They represent a much broader coalition of developers, owners and operators that includes what we typically think of as senior living plus people and organizations that are developing and operating all sorts of other age 55+ properties, like age-restricted apartment buildings.
After reading the recently published article on the vast variability of market penetration rates in the senior living industry David Schless, the President of ASHA, reached out to tell me about a new significant initiative AHSA has undertaken to improve the imagine of senior living in the public’s eyes.
A Reason to Exist
When ASHA was initially formed, the goal was to influence Federal tax policy with respect to seniors housing of all stripes. The focus was in three areas: tax benefits for developers, tax benefits for operators, and tax benefits for consumers.
One of the really exciting things that emerged from that effort was this new initiative to raise public awareness of senior housing options and to improve the perception of those options. After the merger with ALFA failed to materialize back in 2013, they found themselves thinking about where they fit in the senior living landscape and talking about how they could make a unique contribution to the industry. They engaged a California-based strategic planning company and spent a lot of time looking at their strengths and weaknesses.

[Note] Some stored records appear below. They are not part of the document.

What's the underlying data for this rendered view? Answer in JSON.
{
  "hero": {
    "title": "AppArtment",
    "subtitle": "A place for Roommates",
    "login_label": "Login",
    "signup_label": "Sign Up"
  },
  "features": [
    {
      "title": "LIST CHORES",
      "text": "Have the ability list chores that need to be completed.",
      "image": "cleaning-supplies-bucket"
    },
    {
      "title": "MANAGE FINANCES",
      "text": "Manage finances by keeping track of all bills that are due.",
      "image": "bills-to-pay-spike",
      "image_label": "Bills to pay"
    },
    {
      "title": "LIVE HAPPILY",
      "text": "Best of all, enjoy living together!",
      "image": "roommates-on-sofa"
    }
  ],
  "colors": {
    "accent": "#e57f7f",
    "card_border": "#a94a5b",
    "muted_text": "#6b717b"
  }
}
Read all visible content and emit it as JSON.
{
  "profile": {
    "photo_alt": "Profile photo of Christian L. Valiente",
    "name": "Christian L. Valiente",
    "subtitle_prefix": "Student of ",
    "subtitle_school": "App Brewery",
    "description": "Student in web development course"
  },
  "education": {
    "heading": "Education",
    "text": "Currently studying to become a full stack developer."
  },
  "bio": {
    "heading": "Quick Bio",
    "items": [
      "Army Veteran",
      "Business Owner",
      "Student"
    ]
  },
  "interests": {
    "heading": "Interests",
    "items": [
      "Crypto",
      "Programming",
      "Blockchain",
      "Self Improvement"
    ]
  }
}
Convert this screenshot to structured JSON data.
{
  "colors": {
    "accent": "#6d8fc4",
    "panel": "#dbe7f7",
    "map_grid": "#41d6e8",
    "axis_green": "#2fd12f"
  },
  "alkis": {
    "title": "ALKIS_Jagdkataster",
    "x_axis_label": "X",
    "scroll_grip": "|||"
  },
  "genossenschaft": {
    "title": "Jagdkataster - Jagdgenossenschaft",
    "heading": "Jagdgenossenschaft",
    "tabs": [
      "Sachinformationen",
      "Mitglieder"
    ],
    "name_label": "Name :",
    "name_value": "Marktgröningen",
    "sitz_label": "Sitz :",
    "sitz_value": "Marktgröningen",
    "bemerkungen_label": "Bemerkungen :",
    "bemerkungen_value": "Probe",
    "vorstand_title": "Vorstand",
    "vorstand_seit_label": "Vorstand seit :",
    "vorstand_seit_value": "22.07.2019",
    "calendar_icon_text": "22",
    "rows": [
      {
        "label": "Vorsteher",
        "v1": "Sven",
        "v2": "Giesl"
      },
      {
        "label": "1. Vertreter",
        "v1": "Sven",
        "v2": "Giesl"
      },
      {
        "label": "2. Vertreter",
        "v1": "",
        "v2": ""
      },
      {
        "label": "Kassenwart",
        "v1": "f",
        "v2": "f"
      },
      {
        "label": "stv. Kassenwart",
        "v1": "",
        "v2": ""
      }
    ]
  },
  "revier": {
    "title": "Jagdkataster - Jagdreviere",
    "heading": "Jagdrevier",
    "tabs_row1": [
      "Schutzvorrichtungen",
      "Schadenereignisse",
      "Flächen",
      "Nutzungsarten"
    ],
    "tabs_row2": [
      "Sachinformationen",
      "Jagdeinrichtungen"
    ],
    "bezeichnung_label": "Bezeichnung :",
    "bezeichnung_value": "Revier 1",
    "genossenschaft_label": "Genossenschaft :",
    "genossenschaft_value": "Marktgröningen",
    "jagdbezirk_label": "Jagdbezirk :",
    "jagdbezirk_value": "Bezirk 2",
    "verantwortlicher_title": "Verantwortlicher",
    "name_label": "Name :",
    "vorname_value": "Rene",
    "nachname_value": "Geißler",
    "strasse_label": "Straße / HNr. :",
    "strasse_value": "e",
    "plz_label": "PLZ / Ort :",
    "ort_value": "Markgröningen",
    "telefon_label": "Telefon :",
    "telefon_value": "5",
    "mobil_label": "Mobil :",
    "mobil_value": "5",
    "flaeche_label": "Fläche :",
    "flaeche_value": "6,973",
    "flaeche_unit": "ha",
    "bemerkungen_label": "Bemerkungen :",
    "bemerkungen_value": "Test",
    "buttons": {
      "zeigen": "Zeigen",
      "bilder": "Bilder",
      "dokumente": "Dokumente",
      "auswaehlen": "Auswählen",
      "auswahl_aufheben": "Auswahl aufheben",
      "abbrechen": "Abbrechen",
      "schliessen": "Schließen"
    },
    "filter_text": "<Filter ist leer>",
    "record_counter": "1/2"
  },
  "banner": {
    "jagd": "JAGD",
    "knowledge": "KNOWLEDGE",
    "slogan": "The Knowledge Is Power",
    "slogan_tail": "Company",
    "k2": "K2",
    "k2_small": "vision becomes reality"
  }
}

The Right Option
The leadership of ASHA, as is true of most of us in the senior living sector, believes senior living will provide substantial improvement to quality of life for many more seniors than are currently being served. While in some cases, there are economic realities that make this impossible, many seniors reject senior living because they perceive it as a” less than” experience. ASHA is launching a major initiative to counter this perception.
After an extensive RFP process, GlenDevins was selected to implement this initiative. It has no name yet, but that is coming soon. In its initial ideation, the initiative will have three components:
- A website that will provide consumer information and more importantly tell consumers about what it is like to live in a senior living community, which, at the end of the day, is what seniors really want to know.
- A traditional PR campaign that will promote the initiative and drive traffic to the site.
- A social media campaign that will provide resources to consumers.
Will It Work?
My first reaction is that every single effort that helps to tell the senior living story is a great thing. This means there is no downside to what they are doing. The more difficult challenge they will face is getting the attention of the consumer above all the great resource sites that already exist.
In a sense, ASHA’s initiative will be competing with individual community and corporate senior living sites. It will also compete with sites like Caring.com, a Senior Housing Forum partner, and the be.groups site, My Silver Age.
It is a big challenge and I believe it is worth the effort. I hope that it is fantastically successful. If it works, it will improve the quality of life for many, many seniors and provide real financial benefit to the whole industry.
What do you think?